While Yellowstone National Park this year issued monthly tallies concerning infections among park and concession employees, other parks have not been as forthcoming.
Big Bend National Park in Texas did close temporarily in July after an employee was infected, though the park quietly reopened in August.
The Big Bend area has been viewed as one of the most vulnerable parts of the country due to the lack of medical facilities. The closest hospital to the park is 100 miles away in Alpine, Texas, and has just 25 beds.
According to E&E News, Interior’s latest tally of Covid among its far-flung workforce shows that there have been 2,130 cases. Inside the Park Service, there have been 522 cases and one confirmed death, according to the report Friday afternoon. The Bureau of Indian Education reported the most deaths within Interior due to the disease, with eight.
This week Interior Secretary David Bernhardt reportedly contracted the disease.
National Park Service staff in Washington did not immediately respond Friday to a request for comment on the news report. However, a Park Service spokesperson told E&E News that “(U)se of our data to inform any outside studies or reporting could be misleading and is duplicative of data gathered from state and local health departments.”
At Big Bend, Superintendent Bob Krumenaker had told Traveler that the lack of medical facilities is concerning, though there were no plans to close the park.
“Obviously, the things that we highlighted back in April that led to the first closure of the park, which had to do with the availability of medical care, now we are right on the cusp of being where we feared in April and had approval to close the park at that time,” he said. “That has not changed. In fact, our contact with the local medical people (says) they’re very worried.”
Interestingly, said the superintendent, while Big Bend has seen heavy visitation this fall, those visitors don’t seem to be bringing Covid with them.
“Even though our county and the surrounding counties are among the hottest counties in the country right now, there isn’t much evidence, fortunately, that the visitors are bringing Covid here,” said Krumenaker.
Many units of the National Park Service have reduced services or kept areas closed due to the pandemic this year. Just this month many national parks in California closed campgrounds, lodgings, and restaurants due to state orders issued in a bid to slow the spread of Covid.
Whether Big Bend is forced to close for a third time this year remains to be seen.

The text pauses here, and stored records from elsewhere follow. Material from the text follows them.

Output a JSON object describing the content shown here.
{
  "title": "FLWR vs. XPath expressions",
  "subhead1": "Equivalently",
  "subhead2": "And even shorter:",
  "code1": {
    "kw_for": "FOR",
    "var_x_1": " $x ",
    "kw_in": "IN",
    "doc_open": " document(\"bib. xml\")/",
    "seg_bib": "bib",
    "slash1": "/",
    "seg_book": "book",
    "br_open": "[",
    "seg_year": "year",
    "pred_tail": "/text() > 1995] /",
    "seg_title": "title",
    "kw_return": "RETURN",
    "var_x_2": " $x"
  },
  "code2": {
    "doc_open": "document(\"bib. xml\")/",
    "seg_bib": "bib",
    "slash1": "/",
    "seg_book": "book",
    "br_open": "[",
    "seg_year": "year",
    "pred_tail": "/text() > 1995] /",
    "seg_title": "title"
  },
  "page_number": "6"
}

“We have been told by both region and Washington that if there are justifications for reducing services, they will consider them and they will try to support us,” Krumenaker said. “The critical thing is we need to have facts and we need to justify it and we need to show mitigations we have considered and implemented. If we’re at the end of that line and there’s nothing else we can do other than cutback, I’m optimistic they will allow me to cutback.”
Just this week, U.S. Rep. Raúl Grijalva, an Arizona Democrat who chairs the House Natural Resources Committee, urged President-elect Biden to extend his mask-wearing mandate, initially announced as applying to all federal buildings, to federally managed public lands as well.
Grijalva evidently had not been apprised of the Covid situation across Interior, as in his letter Tuesday to Biden he noted that “roughly 150 National Park Service employees tested positive for COVID-19 between March and September.”
While Interior officials early this year were slow to approve some park closures due to Covid — Grand Canyon National Park was the most notable case — Grijalva hopes the Biden administration will rely on Park Service superintendents to make prudent decisions when it comes to battling the disease.
“It is also vital that your administration reinstate the authority for park superintendents to close sites or sections of parks in response to COVID-19 outbreaks and meaningfully consult with local communities regarding increased public access and COVID-19 risks,” Grijalva said in his letter to the president-elect.